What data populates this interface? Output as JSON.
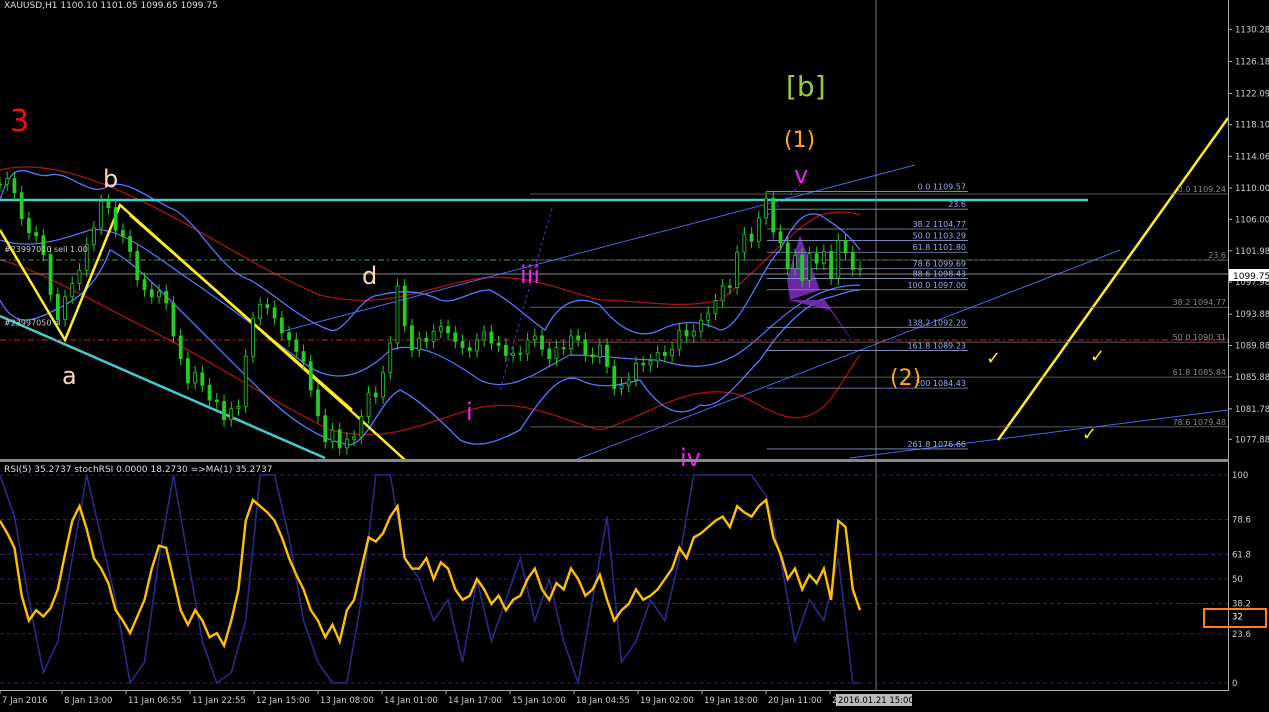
{
  "window": {
    "symbol_header": "XAUUSD,H1  1100.10 1101.05 1099.65 1099.75"
  },
  "chart_data": [
    {
      "type": "line",
      "title": "XAUUSD,H1  1100.10 1101.05 1099.65 1099.75",
      "price_axis": {
        "ylim": [
          1075.5,
          1132.5
        ],
        "ticks": [
          "1130.28",
          "1126.18",
          "1122.09",
          "1118.10",
          "1114.06",
          "1110.00",
          "1106.00",
          "1101.98",
          "1097.98",
          "1093.88",
          "1089.88",
          "1085.88",
          "1081.78",
          "1077.88"
        ],
        "current_price": "1099.75"
      },
      "time_axis": {
        "labels": [
          "7 Jan 2016",
          "8 Jan 13:00",
          "11 Jan 06:55",
          "11 Jan 22:55",
          "12 Jan 15:00",
          "13 Jan 08:00",
          "14 Jan 01:00",
          "14 Jan 17:00",
          "15 Jan 10:00",
          "18 Jan 04:55",
          "19 Jan 02:00",
          "19 Jan 18:00",
          "20 Jan 11:00",
          "2",
          "2016.01.21 15:00"
        ]
      },
      "series": [
        {
          "name": "",
          "color": "#22cc22",
          "x": [
            0,
            2,
            4,
            6,
            8,
            10,
            12,
            14,
            16,
            18,
            20,
            22,
            24,
            26,
            28,
            30,
            32,
            34,
            36,
            38,
            40,
            42,
            44,
            46,
            48,
            50,
            52,
            54,
            56,
            58,
            60,
            62,
            64,
            66,
            68,
            70,
            72,
            74,
            76,
            78,
            80,
            82,
            84,
            86,
            88,
            90,
            92,
            94,
            96,
            98,
            100,
            102,
            104,
            106,
            108,
            110,
            112,
            114,
            116,
            118,
            120,
            122,
            124,
            126,
            128,
            130,
            132,
            134,
            136,
            138,
            140,
            142,
            144,
            146,
            148,
            150,
            152,
            154,
            156,
            158,
            160,
            162,
            164,
            166,
            168,
            170,
            172,
            174,
            176,
            178,
            180,
            182,
            184,
            186,
            188,
            190,
            192,
            194,
            196,
            198,
            200,
            202,
            204,
            206,
            208,
            210,
            212,
            214,
            216,
            218,
            220,
            222,
            224,
            226,
            228,
            230,
            232,
            234,
            236,
            238
          ],
          "values": [
            1110.5,
            1111.2,
            1109.4,
            1106.1,
            1104.3,
            1103.9,
            1101.5,
            1096.4,
            1093.2,
            1096.1,
            1097.8,
            1099.5,
            1102.8,
            1104.9,
            1108.3,
            1107.5,
            1104.6,
            1103.8,
            1101.9,
            1098.3,
            1097.0,
            1096.1,
            1096.8,
            1095.3,
            1091.1,
            1088.2,
            1085.1,
            1086.4,
            1084.8,
            1082.9,
            1082.7,
            1080.4,
            1081.8,
            1082.1,
            1088.5,
            1093.3,
            1095.1,
            1094.7,
            1093.4,
            1091.5,
            1090.6,
            1089.1,
            1087.8,
            1084.2,
            1080.9,
            1077.6,
            1079.1,
            1076.8,
            1077.9,
            1078.2,
            1080.8,
            1083.8,
            1083.3,
            1086.4,
            1090.2,
            1097.5,
            1092.4,
            1089.3,
            1090.8,
            1090.4,
            1091.7,
            1092.3,
            1091.5,
            1090.4,
            1089.6,
            1089.2,
            1090.6,
            1091.6,
            1090.2,
            1089.9,
            1088.6,
            1088.9,
            1088.8,
            1090.6,
            1091.1,
            1089.4,
            1088.2,
            1089.6,
            1089.5,
            1091.1,
            1090.6,
            1088.7,
            1088.4,
            1089.9,
            1087.2,
            1084.4,
            1084.8,
            1085.5,
            1087.6,
            1087.4,
            1087.9,
            1089.0,
            1088.6,
            1089.4,
            1091.8,
            1091.1,
            1091.7,
            1093.1,
            1094.0,
            1095.6,
            1097.5,
            1097.3,
            1101.8,
            1104.1,
            1103.2,
            1106.2,
            1108.7,
            1104.4,
            1103.0,
            1099.7,
            1101.4,
            1098.2,
            1101.6,
            1100.4,
            1101.9,
            1098.5,
            1103.3,
            1101.7,
            1099.6,
            1099.75
          ]
        }
      ],
      "labels_on_chart": [
        "3",
        "b",
        "a",
        "d",
        "i",
        "iii",
        "iv",
        "v",
        "(1)",
        "[b]",
        "(2)"
      ],
      "fib_levels": [
        {
          "text": "0.0 1109.57",
          "price": 1109.57
        },
        {
          "text": "23.6",
          "price": 1107.3
        },
        {
          "text": "38.2 1104.77",
          "price": 1104.77
        },
        {
          "text": "50.0 1103.29",
          "price": 1103.29
        },
        {
          "text": "61.8 1101.80",
          "price": 1101.8
        },
        {
          "text": "78.6 1099.69",
          "price": 1099.69
        },
        {
          "text": "88.6 1098.43",
          "price": 1098.43
        },
        {
          "text": "100.0 1097.00",
          "price": 1097.0
        },
        {
          "text": "138.2 1092.20",
          "price": 1092.2
        },
        {
          "text": "161.8 1089.23",
          "price": 1089.23
        },
        {
          "text": "200 1084.43",
          "price": 1084.43
        },
        {
          "text": "261.8 1076.66",
          "price": 1076.66
        }
      ],
      "fib_levels_right": [
        {
          "text": "0.0 1109.24",
          "price": 1109.24
        },
        {
          "text": "23.6",
          "price": 1100.8
        },
        {
          "text": "38.2 1094.77",
          "price": 1094.77
        },
        {
          "text": "50.0 1090.31",
          "price": 1090.31
        },
        {
          "text": "61.8 1085.84",
          "price": 1085.84
        },
        {
          "text": "78.6 1079.48",
          "price": 1079.48
        }
      ],
      "order_lines": [
        {
          "text": "#23997010 sell 1.00",
          "price": 1101.6
        },
        {
          "text": "#23997050 sl",
          "price": 1092.2
        }
      ],
      "colors": {
        "candle": "#22cc22",
        "bollinger": "#5577ff",
        "envelope": "#aa1111",
        "trend": "#ffee22",
        "channel": "#44cccc",
        "fib": "#8899cc"
      }
    },
    {
      "type": "line",
      "title": "RSI(5) 35.2737  stochRSI 0.0000 18.2730  =>MA(1) 35.2737",
      "ylim": [
        0,
        100
      ],
      "ticks": [
        "100",
        "78.6",
        "61.8",
        "50",
        "38.2",
        "32",
        "23.6",
        "0"
      ],
      "highlighted_value": "32",
      "series": [
        {
          "name": "RSI(5)",
          "color": "#ffc000",
          "x": [
            0,
            2,
            4,
            6,
            8,
            10,
            12,
            14,
            16,
            18,
            20,
            22,
            24,
            26,
            28,
            30,
            32,
            34,
            36,
            38,
            40,
            42,
            44,
            46,
            48,
            50,
            52,
            54,
            56,
            58,
            60,
            62,
            64,
            66,
            68,
            70,
            72,
            74,
            76,
            78,
            80,
            82,
            84,
            86,
            88,
            90,
            92,
            94,
            96,
            98,
            100,
            102,
            104,
            106,
            108,
            110,
            112,
            114,
            116,
            118,
            120,
            122,
            124,
            126,
            128,
            130,
            132,
            134,
            136,
            138,
            140,
            142,
            144,
            146,
            148,
            150,
            152,
            154,
            156,
            158,
            160,
            162,
            164,
            166,
            168,
            170,
            172,
            174,
            176,
            178,
            180,
            182,
            184,
            186,
            188,
            190,
            192,
            194,
            196,
            198,
            200,
            202,
            204,
            206,
            208,
            210,
            212,
            214,
            216,
            218,
            220,
            222,
            224,
            226,
            228,
            230,
            232,
            234,
            236,
            238
          ],
          "values": [
            78,
            72,
            65,
            42,
            30,
            35,
            32,
            36,
            45,
            62,
            78,
            85,
            74,
            60,
            55,
            48,
            35,
            30,
            24,
            32,
            40,
            55,
            66,
            65,
            50,
            35,
            28,
            35,
            30,
            22,
            24,
            18,
            30,
            45,
            78,
            88,
            85,
            82,
            78,
            70,
            60,
            52,
            45,
            35,
            30,
            22,
            28,
            20,
            35,
            40,
            55,
            70,
            68,
            72,
            80,
            85,
            60,
            55,
            55,
            60,
            50,
            58,
            55,
            45,
            40,
            42,
            50,
            45,
            38,
            42,
            35,
            40,
            42,
            50,
            55,
            45,
            40,
            48,
            45,
            55,
            50,
            42,
            45,
            52,
            40,
            30,
            35,
            38,
            45,
            40,
            42,
            45,
            50,
            55,
            65,
            60,
            70,
            72,
            75,
            78,
            80,
            75,
            85,
            82,
            80,
            85,
            88,
            70,
            62,
            50,
            55,
            45,
            52,
            48,
            55,
            40,
            78,
            75,
            45,
            35
          ]
        },
        {
          "name": "stochRSI",
          "color": "#2a2a8a",
          "x": [
            0,
            4,
            8,
            12,
            16,
            20,
            24,
            28,
            32,
            36,
            40,
            44,
            48,
            52,
            56,
            60,
            64,
            68,
            72,
            76,
            80,
            84,
            88,
            92,
            96,
            100,
            104,
            108,
            112,
            116,
            120,
            124,
            128,
            132,
            136,
            140,
            144,
            148,
            152,
            156,
            160,
            164,
            168,
            172,
            176,
            180,
            184,
            188,
            192,
            196,
            200,
            204,
            208,
            212,
            216,
            220,
            224,
            228,
            232,
            236,
            238
          ],
          "values": [
            100,
            80,
            40,
            5,
            20,
            60,
            100,
            70,
            40,
            0,
            10,
            60,
            100,
            60,
            20,
            0,
            5,
            30,
            100,
            100,
            70,
            30,
            10,
            0,
            0,
            40,
            100,
            100,
            60,
            50,
            30,
            40,
            10,
            50,
            20,
            40,
            60,
            30,
            50,
            20,
            0,
            40,
            80,
            10,
            20,
            40,
            30,
            60,
            100,
            100,
            100,
            100,
            100,
            90,
            60,
            20,
            40,
            30,
            60,
            0,
            0
          ]
        }
      ]
    }
  ]
}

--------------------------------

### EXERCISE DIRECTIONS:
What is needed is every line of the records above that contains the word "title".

### RESPONSE TO THIS EXERCISE:
      "title": "XAUUSD,H1  1100.10 1101.05 1099.65 1099.75",
      "title": "RSI(5) 35.2737  stochRSI 0.0000 18.2730  =>MA(1) 35.2737",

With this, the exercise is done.